US political tradition of free speech greatly differred from the authoritarian approach towards extremist ideologies in Europe. Suddenly, these traditions are at stake, and infringements become feasible for some, including enforcement by a completely extralegal militia. One rhetorical trait of European, especially German, Antifa agitation is to proclaim a permanent state of emergency, due to an impending fascist takeover, making abolishment of civil rights and an unrestricted permission for violence by them "necessary". While American Antifa has some differences, this is their least common denominator. It might be a very significant impact on political culture in the USA, as a backlash to Trump. It can bring back an extremism that had been mostly eliminated in the "red scares" long ago (not supporting some of the methods applied then).
Are they equivalent to neo-Nazis?
This is hard to judge, because both commit various violent and criminal acts while underground movements, and likely become mass murderous when taking full power. Ideologies are different, and far-leftists tend to come sugar-coated, as opposed to the obvious evil of fascists or nazis. In the (unlikely) case that a Nazi-like regime takes over in the US, perhaps a 100 million people would be immediately on the hit lists. A communist regime has less clear definitions of enemies, so anybody might become target. Maybe, as once in the USSR, just because secret police has to fulfill a kill quota and randomly grabs people from the street.

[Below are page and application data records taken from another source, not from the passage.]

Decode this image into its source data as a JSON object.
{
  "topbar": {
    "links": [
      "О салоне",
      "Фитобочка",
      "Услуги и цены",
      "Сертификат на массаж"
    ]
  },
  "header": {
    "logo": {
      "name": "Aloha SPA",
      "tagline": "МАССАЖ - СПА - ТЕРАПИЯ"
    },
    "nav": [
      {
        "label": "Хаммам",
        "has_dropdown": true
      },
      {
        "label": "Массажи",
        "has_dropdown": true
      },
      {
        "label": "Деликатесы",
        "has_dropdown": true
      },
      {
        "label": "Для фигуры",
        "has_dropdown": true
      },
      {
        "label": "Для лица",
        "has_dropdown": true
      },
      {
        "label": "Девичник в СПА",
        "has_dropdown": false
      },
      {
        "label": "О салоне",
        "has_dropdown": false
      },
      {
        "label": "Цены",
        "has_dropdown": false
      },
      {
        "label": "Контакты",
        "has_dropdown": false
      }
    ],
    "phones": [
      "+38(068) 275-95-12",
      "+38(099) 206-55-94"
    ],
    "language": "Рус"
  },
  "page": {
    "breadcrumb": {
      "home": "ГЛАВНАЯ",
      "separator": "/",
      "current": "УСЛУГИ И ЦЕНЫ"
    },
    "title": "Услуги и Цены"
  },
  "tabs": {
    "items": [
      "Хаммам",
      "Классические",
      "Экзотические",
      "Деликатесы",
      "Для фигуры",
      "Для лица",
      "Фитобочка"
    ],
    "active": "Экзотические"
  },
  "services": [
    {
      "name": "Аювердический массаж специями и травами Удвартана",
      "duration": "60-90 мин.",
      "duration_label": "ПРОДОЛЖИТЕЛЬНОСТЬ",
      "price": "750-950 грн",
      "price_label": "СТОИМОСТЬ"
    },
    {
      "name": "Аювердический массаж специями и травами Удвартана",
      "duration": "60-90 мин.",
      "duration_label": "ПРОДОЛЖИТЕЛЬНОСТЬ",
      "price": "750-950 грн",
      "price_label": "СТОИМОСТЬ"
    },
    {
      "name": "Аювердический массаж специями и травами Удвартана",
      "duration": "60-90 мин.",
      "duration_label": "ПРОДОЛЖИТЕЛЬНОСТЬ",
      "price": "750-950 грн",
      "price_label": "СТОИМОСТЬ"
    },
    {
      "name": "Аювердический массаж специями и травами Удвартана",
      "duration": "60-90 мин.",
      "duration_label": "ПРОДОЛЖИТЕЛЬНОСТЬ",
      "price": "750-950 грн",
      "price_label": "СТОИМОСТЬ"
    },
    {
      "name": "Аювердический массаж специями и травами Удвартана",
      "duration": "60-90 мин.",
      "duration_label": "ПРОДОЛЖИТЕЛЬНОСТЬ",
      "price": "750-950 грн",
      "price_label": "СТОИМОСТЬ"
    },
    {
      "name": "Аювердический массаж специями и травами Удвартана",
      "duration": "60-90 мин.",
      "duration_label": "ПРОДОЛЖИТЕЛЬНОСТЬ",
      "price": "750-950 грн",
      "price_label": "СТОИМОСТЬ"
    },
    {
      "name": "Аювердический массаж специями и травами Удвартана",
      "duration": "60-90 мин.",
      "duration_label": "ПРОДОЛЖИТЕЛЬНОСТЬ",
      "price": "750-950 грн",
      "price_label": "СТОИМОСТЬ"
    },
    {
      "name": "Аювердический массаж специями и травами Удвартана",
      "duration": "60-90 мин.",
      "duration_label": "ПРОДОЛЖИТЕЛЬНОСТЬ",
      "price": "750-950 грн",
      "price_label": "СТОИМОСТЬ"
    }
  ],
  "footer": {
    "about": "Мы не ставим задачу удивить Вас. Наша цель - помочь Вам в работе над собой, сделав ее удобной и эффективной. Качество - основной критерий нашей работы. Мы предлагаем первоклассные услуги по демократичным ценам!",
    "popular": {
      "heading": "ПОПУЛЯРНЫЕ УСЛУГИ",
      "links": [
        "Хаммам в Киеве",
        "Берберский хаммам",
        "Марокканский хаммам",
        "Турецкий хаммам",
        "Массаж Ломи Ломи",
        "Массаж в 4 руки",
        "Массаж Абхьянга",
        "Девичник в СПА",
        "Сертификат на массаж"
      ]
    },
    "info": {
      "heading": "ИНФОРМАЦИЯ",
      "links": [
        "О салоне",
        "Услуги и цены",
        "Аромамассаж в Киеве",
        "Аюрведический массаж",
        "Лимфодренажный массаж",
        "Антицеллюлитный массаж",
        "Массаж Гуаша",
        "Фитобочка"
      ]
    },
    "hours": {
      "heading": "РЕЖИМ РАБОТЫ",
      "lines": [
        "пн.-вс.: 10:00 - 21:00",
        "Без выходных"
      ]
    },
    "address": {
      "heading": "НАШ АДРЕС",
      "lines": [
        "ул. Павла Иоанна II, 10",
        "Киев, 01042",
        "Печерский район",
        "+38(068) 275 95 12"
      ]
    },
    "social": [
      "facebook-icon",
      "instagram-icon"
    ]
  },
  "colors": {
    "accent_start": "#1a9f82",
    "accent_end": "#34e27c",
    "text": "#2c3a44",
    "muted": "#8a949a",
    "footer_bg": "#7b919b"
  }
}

Perhaps Antifa is the lesser evil compared to actual neo-Nazis, but it's better to do everything to not get reduced to a choice between these.
What is definitely appropriate, is to equate the black blocs, perhaps not to Communist regimes or German Nazism, but to those American organizations, who sought to maintain invisible empires from the right, through underground armies in disguise. Only that these disguised in white instead of black, and burned crosses instead of cars.